Tight end Tony Gonzalez has missed only two regular-season games in a career that stretches back to 1997. As he prepares to play his last one, he wants more pass-catchers to have a chance to avoid serious injury, too.
“The NFL has to do something to stop receivers in the open field from getting blindsided and hit in the knees,” Gonzalez recently told Peter King of TheMMQB.com. “Look what happened to Rob Gronkowski. He’s not the only one. You don’t want your stars, you don’t want anyone, to be taken out like that.”
Of course, what happened to Rob Gronkowski likely wouldn’t be protected by an expansion of the rules to protect defenseless players against being hit at or below the knee. Gronkowski had caught a pass and had taken a couple of steps before he was hit low by Browns safety T.J. Ward.
The rules could indeed change to protect players who are “blindsided” with a low hit not after choosing to run with the ball but when trying to catch it. While the NFL isn’t facing the same political, legal, and existential pressure to protect the ligaments within knees as the league currently confronts when it comes to protecting the brains within skulls, careers can be ended or limited by a low hit that comes when a player isn’t ready for it.
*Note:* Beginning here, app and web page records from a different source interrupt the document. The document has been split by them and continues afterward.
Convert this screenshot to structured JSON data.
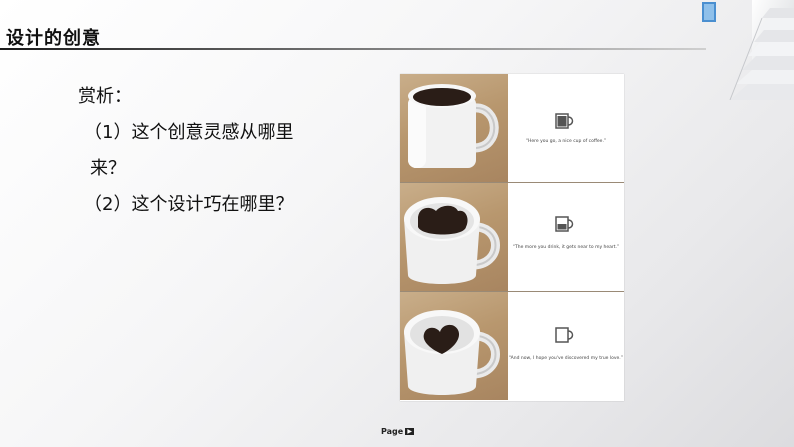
{
  "slide": {
    "title": "设计的创意",
    "body_lines": [
      "赏析：",
      "（1）这个创意灵感从哪里",
      "来？",
      "（2）这个设计巧在哪里？"
    ]
  },
  "figure": {
    "panels": [
      {
        "caption": "“Here you go, a nice cup of coffee.”",
        "coffee_level": "full"
      },
      {
        "caption": "“The more you drink, it gets near to my heart.”",
        "coffee_level": "half"
      },
      {
        "caption": "“And now, I hope you've discovered my true love.”",
        "coffee_level": "heart"
      }
    ]
  },
  "footer": {
    "page_label": "Page"
  },
  "colors": {
    "title_rule": "#1a1a1a",
    "wood": "#b8976e",
    "coffee": "#2a1d17"
  }
}
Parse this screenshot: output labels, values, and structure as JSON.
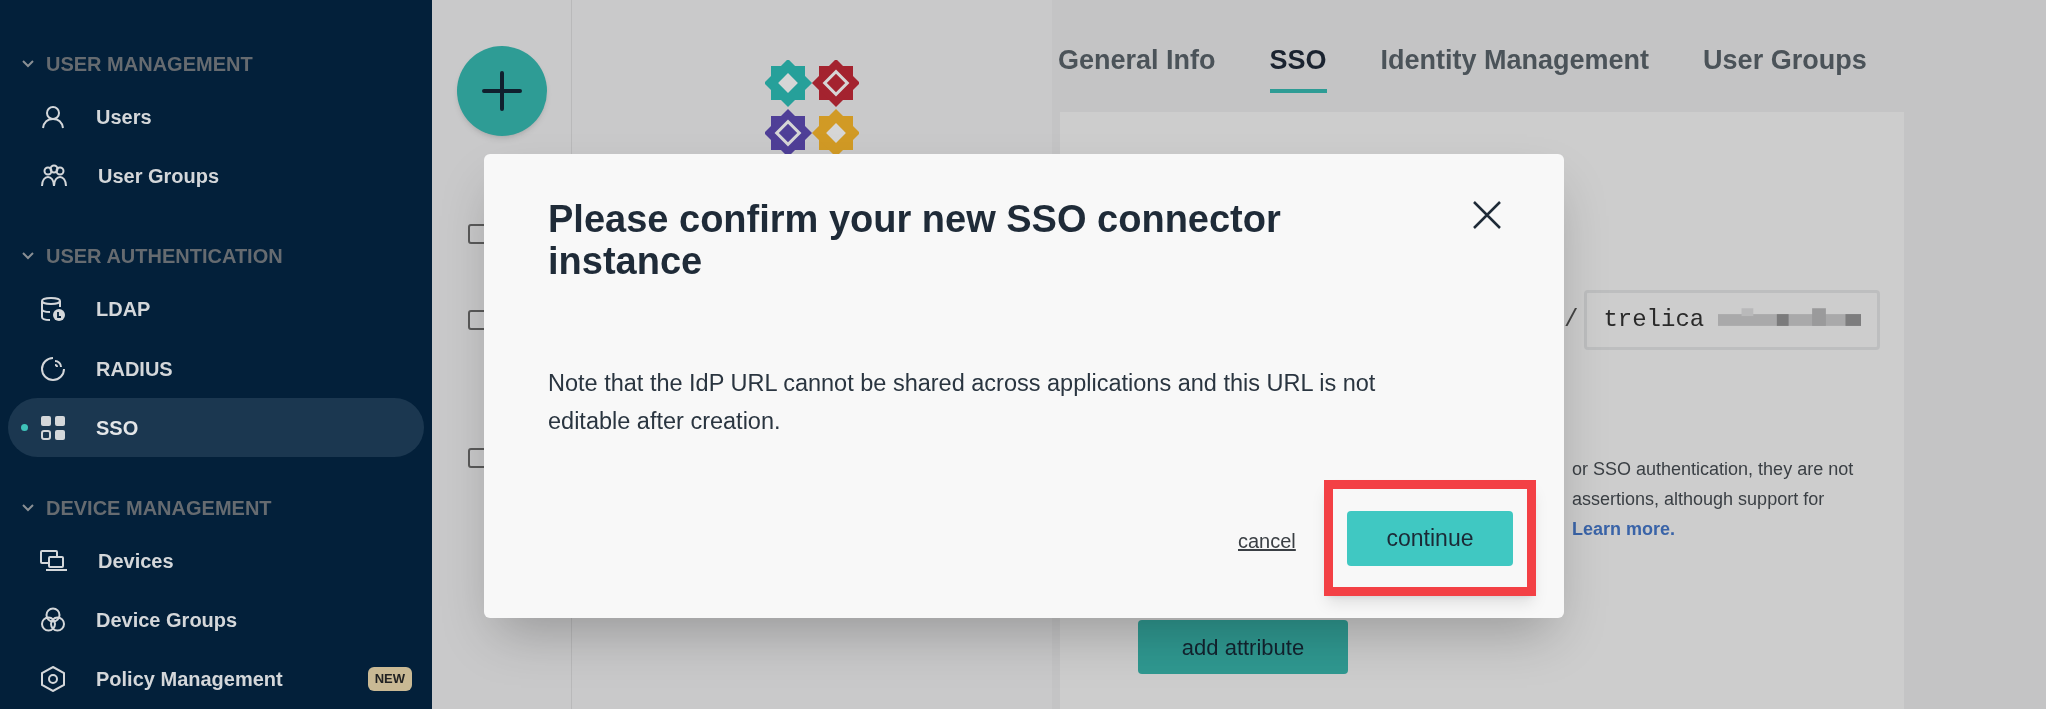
{
  "sidebar": {
    "sections": [
      {
        "title": "USER MANAGEMENT",
        "expanded": true,
        "items": [
          {
            "label": "Users",
            "selected": false
          },
          {
            "label": "User Groups",
            "selected": false
          }
        ]
      },
      {
        "title": "USER AUTHENTICATION",
        "expanded": true,
        "items": [
          {
            "label": "LDAP",
            "selected": false
          },
          {
            "label": "RADIUS",
            "selected": false
          },
          {
            "label": "SSO",
            "selected": true
          }
        ]
      },
      {
        "title": "DEVICE MANAGEMENT",
        "expanded": true,
        "items": [
          {
            "label": "Devices",
            "selected": false
          },
          {
            "label": "Device Groups",
            "selected": false
          },
          {
            "label": "Policy Management",
            "selected": false,
            "badge": "NEW"
          }
        ]
      }
    ]
  },
  "list_checkboxes": [
    {
      "checked": false
    },
    {
      "checked": false
    },
    {
      "checked": false
    }
  ],
  "tabs": [
    {
      "label": "General Info",
      "selected": false
    },
    {
      "label": "SSO",
      "selected": true
    },
    {
      "label": "Identity Management",
      "selected": false
    },
    {
      "label": "User Groups",
      "selected": false
    }
  ],
  "sso_form": {
    "url_prefix": "/",
    "url_value": "trelica",
    "note_lines": [
      "or SSO authentication, they are not",
      "assertions, although support for"
    ],
    "learn_more_link": "Learn more.",
    "add_attribute_button": "add attribute"
  },
  "modal": {
    "title": "Please confirm your new SSO connector instance",
    "body": "Note that the IdP URL cannot be shared across applications and this URL is not editable after creation.",
    "cancel": "cancel",
    "continue": "continue",
    "continue_highlighted": true
  }
}
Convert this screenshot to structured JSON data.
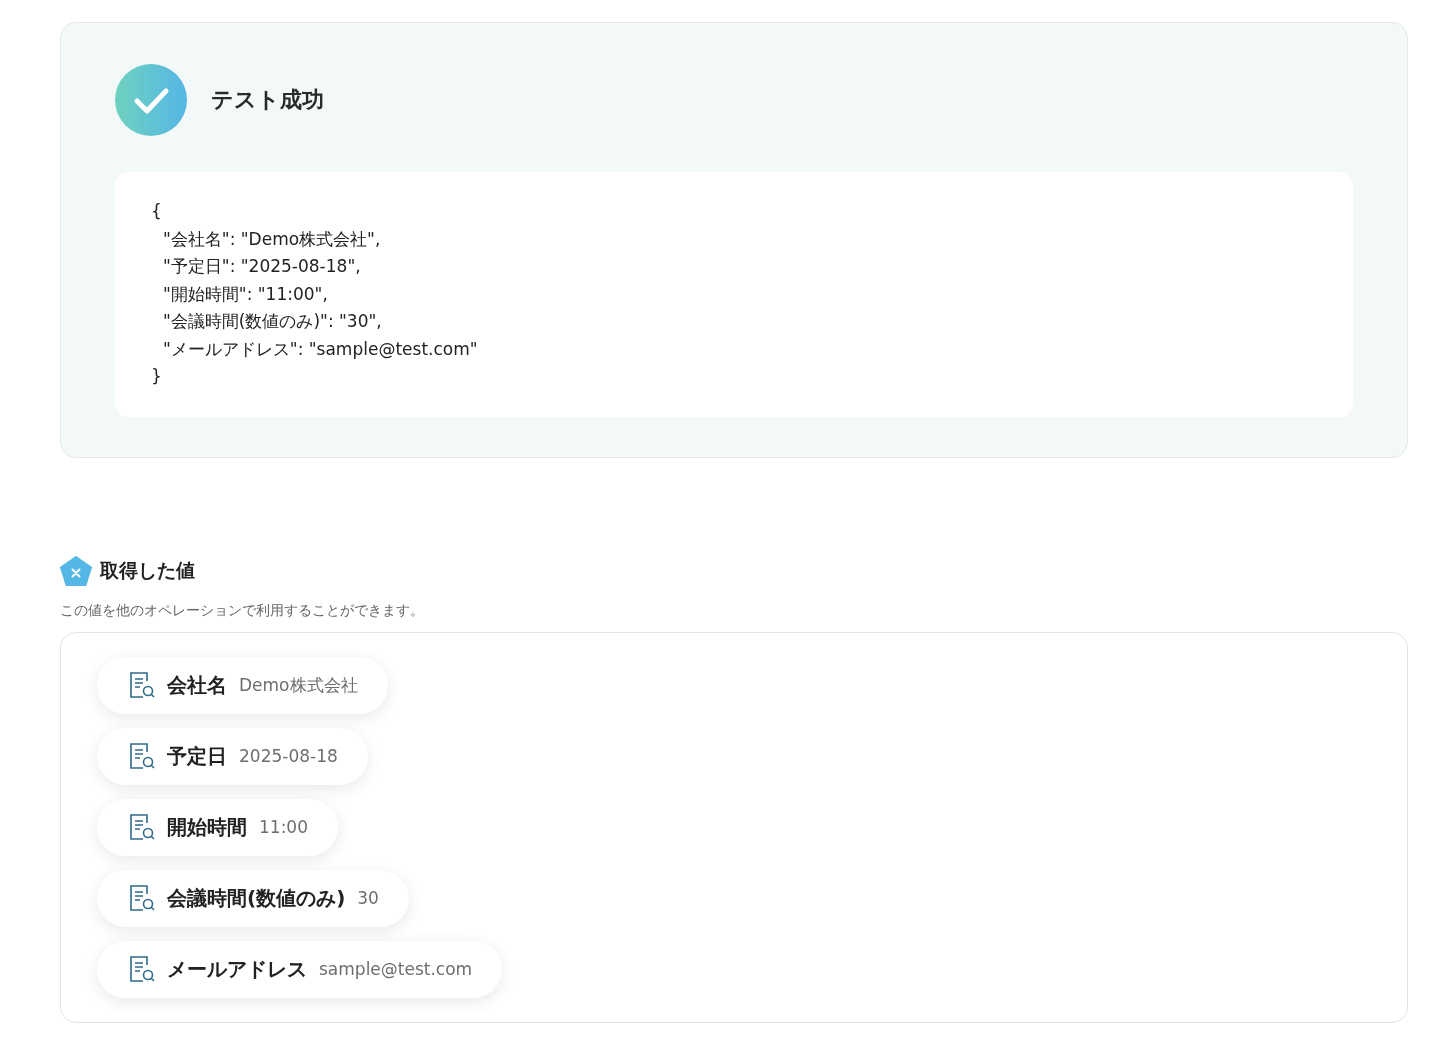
{
  "result": {
    "title": "テスト成功",
    "code": {
      "open": "{",
      "entries": [
        "\"会社名\": \"Demo株式会社\",",
        "\"予定日\": \"2025-08-18\",",
        "\"開始時間\": \"11:00\",",
        "\"会議時間(数値のみ)\": \"30\",",
        "\"メールアドレス\": \"sample@test.com\""
      ],
      "close": "}"
    }
  },
  "values": {
    "title": "取得した値",
    "description": "この値を他のオペレーションで利用することができます。",
    "items": [
      {
        "label": "会社名",
        "value": "Demo株式会社"
      },
      {
        "label": "予定日",
        "value": "2025-08-18"
      },
      {
        "label": "開始時間",
        "value": "11:00"
      },
      {
        "label": "会議時間(数値のみ)",
        "value": "30"
      },
      {
        "label": "メールアドレス",
        "value": "sample@test.com"
      }
    ]
  }
}
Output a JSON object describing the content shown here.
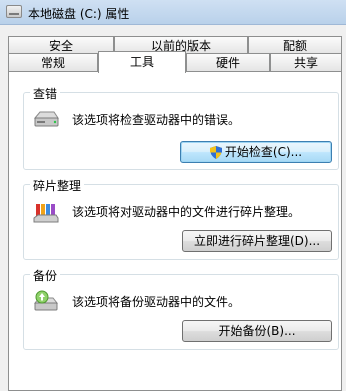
{
  "window": {
    "title": "本地磁盘 (C:) 属性"
  },
  "tabs": {
    "row_back": [
      "安全",
      "以前的版本",
      "配额"
    ],
    "row_front": [
      "常规",
      "工具",
      "硬件",
      "共享"
    ],
    "active": "工具"
  },
  "sections": {
    "error_check": {
      "label": "查错",
      "description": "该选项将检查驱动器中的错误。",
      "button": "开始检查(C)...",
      "icon": "disk-drive-icon"
    },
    "defrag": {
      "label": "碎片整理",
      "description": "该选项将对驱动器中的文件进行碎片整理。",
      "button": "立即进行碎片整理(D)...",
      "icon": "defrag-icon"
    },
    "backup": {
      "label": "备份",
      "description": "该选项将备份驱动器中的文件。",
      "button": "开始备份(B)...",
      "icon": "backup-icon"
    }
  },
  "colors": {
    "tab_border": "#8e8f8f",
    "focused_button_border": "#3c7fb1",
    "titlebar": "#c4d9ef"
  }
}
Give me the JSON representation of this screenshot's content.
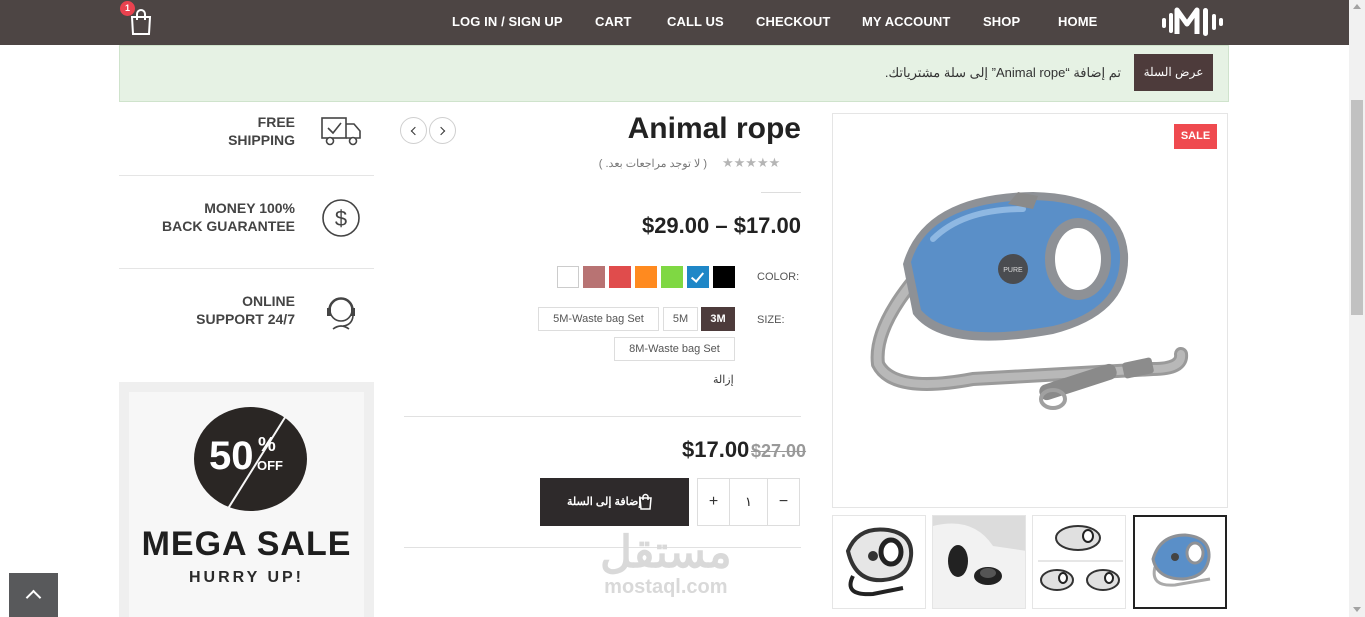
{
  "header": {
    "cart_count": "1",
    "nav": [
      "LOG IN / SIGN UP",
      "CART",
      "CALL US",
      "CHECKOUT",
      "MY ACCOUNT",
      "SHOP",
      "HOME"
    ],
    "bar_color": "#4d4544"
  },
  "notice": {
    "message": "تم إضافة “Animal rope” إلى سلة مشترياتك.",
    "view_cart_label": "عرض السلة"
  },
  "features": [
    {
      "text": "FREE\nSHIPPING",
      "icon": "truck-check-icon"
    },
    {
      "text": "MONEY 100%\nBACK GUARANTEE",
      "icon": "dollar-coin-icon"
    },
    {
      "text": "ONLINE\nSUPPORT 24/7",
      "icon": "headset-support-icon"
    }
  ],
  "promo": {
    "discount_number": "50",
    "discount_percent": "%",
    "discount_off": "OFF",
    "headline": "MEGA SALE",
    "subline": "HURRY UP!"
  },
  "product": {
    "title": "Animal rope",
    "reviews_text": "( لا توجد مراجعات بعد. )",
    "price_range": "$29.00 – $17.00",
    "color_label": "COLOR:",
    "colors": [
      "#000000",
      "#1f87c7",
      "#7fd843",
      "#ff8a1f",
      "#e04c4c",
      "#b87373",
      "#ffffff"
    ],
    "selected_color_index": 1,
    "size_label": "SIZE:",
    "sizes": [
      "3M",
      "5M",
      "5M-Waste bag Set",
      "8M-Waste bag Set"
    ],
    "selected_size": "3M",
    "clear_label": "إزالة",
    "sale_price": "$17.00",
    "old_price": "$27.00",
    "add_to_cart_label": "إضافة إلى السلة",
    "quantity": "١",
    "qty_plus": "+",
    "qty_minus": "−",
    "sale_badge": "SALE"
  },
  "watermark": {
    "arabic": "مستقل",
    "latin": "mostaql.com"
  }
}
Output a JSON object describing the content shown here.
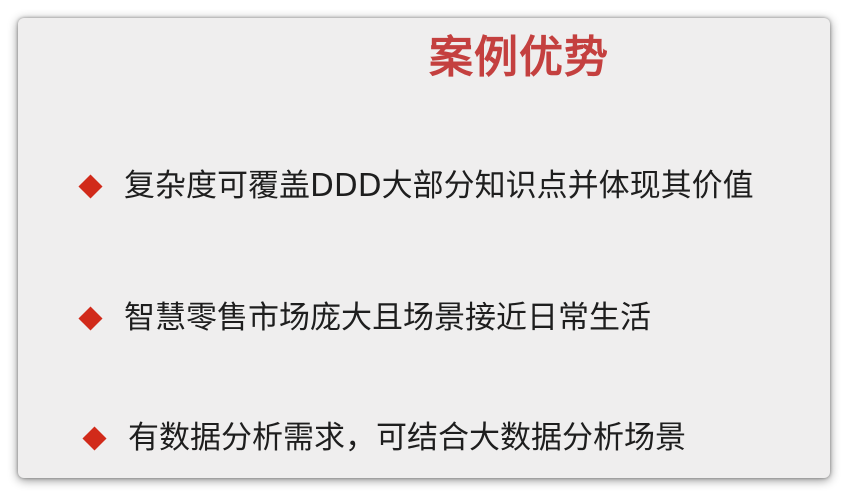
{
  "slide": {
    "title": "案例优势",
    "bullets": [
      "复杂度可覆盖DDD大部分知识点并体现其价值",
      "智慧零售市场庞大且场景接近日常生活",
      "有数据分析需求，可结合大数据分析场景"
    ]
  },
  "colors": {
    "title": "#c4403f",
    "bullet_marker": "#d12a1a",
    "background": "#efeeee"
  },
  "icons": {
    "bullet_marker": "diamond-icon"
  }
}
The goal of the low hit in football is to give the smaller player a way to knock down a larger player. For large players who are truly defenseless as the NFL has defined the term, it should be easier to knock them down because they aren’t bracing for the blow. It therefore makes sense to create a strike zone that protects two of the most important body parts for any pro athlete — the joints that help their legs move and the organ that instructs them to.